**** Entries supplied

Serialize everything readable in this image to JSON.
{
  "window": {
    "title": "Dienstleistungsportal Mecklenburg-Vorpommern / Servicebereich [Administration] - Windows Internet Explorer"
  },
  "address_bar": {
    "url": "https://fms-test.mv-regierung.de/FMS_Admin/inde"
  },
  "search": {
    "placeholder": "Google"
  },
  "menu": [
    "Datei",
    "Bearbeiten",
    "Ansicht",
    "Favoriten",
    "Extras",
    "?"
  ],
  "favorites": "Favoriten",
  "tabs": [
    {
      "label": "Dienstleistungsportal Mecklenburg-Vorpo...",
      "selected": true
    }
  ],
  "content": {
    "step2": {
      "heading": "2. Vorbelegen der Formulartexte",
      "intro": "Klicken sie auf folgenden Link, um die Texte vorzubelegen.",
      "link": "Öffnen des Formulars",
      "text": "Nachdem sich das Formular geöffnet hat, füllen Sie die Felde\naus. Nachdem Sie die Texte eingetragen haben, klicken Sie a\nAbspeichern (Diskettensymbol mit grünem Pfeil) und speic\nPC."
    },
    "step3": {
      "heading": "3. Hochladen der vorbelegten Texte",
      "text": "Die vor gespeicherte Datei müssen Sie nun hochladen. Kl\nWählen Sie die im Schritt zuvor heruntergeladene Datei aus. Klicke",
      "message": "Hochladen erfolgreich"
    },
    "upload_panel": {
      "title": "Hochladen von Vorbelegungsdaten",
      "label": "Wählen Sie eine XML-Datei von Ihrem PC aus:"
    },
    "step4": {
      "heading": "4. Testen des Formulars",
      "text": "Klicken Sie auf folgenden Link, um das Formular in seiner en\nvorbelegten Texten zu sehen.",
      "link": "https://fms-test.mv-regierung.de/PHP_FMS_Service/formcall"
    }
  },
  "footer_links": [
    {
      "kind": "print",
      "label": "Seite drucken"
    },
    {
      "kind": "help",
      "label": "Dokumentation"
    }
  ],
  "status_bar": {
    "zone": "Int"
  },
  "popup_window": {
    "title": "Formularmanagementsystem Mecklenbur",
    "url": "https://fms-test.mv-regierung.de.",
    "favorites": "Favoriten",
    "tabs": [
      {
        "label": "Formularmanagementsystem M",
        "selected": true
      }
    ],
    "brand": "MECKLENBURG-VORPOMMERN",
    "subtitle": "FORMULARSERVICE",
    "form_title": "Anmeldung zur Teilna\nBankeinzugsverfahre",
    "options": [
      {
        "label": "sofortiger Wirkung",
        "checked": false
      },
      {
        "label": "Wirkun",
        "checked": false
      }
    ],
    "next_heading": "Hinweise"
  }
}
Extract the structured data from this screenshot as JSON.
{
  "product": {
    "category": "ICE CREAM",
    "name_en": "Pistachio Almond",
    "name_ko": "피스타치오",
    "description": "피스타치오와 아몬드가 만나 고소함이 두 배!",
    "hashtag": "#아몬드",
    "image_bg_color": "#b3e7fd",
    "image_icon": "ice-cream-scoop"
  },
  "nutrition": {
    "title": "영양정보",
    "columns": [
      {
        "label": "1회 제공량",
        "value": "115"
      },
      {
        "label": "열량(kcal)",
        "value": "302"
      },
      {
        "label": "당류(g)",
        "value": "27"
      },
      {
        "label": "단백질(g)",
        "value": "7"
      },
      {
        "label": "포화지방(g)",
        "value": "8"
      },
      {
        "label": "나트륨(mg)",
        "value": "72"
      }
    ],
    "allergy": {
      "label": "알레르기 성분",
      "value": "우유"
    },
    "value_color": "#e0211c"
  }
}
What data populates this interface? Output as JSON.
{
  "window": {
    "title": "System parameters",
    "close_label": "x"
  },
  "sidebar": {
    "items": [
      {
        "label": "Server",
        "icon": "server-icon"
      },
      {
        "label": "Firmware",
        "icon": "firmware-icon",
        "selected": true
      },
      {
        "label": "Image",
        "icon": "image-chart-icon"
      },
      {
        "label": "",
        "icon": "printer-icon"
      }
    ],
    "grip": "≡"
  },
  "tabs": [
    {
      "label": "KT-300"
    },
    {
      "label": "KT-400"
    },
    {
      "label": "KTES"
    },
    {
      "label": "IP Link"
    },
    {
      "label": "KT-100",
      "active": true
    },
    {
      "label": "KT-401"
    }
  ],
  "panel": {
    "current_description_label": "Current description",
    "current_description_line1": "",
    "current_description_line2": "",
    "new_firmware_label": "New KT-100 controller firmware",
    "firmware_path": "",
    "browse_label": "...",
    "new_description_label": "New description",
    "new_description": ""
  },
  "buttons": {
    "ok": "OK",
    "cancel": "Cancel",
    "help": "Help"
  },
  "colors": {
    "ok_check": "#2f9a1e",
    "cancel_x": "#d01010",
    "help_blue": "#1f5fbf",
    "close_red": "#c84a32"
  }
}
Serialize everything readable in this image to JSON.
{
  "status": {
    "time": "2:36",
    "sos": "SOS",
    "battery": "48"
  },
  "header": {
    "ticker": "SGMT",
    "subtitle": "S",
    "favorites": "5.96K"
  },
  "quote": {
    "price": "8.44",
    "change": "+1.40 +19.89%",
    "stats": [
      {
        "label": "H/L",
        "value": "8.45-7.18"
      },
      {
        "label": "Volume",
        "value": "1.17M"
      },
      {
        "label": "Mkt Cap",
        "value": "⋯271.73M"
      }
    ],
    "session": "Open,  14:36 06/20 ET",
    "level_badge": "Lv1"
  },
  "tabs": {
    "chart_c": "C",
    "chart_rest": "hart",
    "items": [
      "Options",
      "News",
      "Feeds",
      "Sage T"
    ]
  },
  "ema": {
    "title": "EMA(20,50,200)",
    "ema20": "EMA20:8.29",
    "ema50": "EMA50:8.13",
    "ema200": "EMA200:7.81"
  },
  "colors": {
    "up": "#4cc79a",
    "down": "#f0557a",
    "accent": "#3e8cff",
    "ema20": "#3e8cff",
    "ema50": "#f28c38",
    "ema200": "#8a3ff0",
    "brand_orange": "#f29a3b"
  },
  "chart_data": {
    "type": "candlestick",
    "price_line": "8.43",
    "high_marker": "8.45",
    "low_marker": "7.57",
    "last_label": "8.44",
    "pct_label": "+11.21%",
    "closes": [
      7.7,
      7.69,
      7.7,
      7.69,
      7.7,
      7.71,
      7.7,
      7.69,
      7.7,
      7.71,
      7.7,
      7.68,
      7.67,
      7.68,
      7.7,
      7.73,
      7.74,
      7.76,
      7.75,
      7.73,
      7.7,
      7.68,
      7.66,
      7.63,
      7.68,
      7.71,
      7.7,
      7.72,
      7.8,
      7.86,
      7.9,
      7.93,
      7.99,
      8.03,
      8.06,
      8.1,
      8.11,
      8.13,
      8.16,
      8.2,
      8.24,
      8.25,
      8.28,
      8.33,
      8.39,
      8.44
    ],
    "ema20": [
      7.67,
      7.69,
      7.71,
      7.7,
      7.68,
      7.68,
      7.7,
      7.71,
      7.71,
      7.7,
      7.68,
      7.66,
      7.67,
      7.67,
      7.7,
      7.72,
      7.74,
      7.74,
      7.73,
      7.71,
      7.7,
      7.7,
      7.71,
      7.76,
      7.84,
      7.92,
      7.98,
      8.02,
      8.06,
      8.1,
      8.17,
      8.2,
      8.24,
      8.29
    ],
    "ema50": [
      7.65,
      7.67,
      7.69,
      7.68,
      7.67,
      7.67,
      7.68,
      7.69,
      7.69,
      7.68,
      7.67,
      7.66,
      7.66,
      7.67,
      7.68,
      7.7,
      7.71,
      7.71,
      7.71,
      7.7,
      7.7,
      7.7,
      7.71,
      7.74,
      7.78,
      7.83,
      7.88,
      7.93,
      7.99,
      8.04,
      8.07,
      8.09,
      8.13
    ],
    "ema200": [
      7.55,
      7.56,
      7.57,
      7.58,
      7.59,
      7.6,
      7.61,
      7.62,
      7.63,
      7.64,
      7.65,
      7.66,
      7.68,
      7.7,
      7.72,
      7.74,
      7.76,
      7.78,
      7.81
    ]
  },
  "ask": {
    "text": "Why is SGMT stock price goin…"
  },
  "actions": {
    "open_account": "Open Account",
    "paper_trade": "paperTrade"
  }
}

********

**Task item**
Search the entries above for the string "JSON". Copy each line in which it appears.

**Exercise output**
Serialize everything readable in this image to JSON.
Extract the structured data from this screenshot as JSON.
What data populates this interface? Output as JSON.
Serialize everything readable in this image to JSON.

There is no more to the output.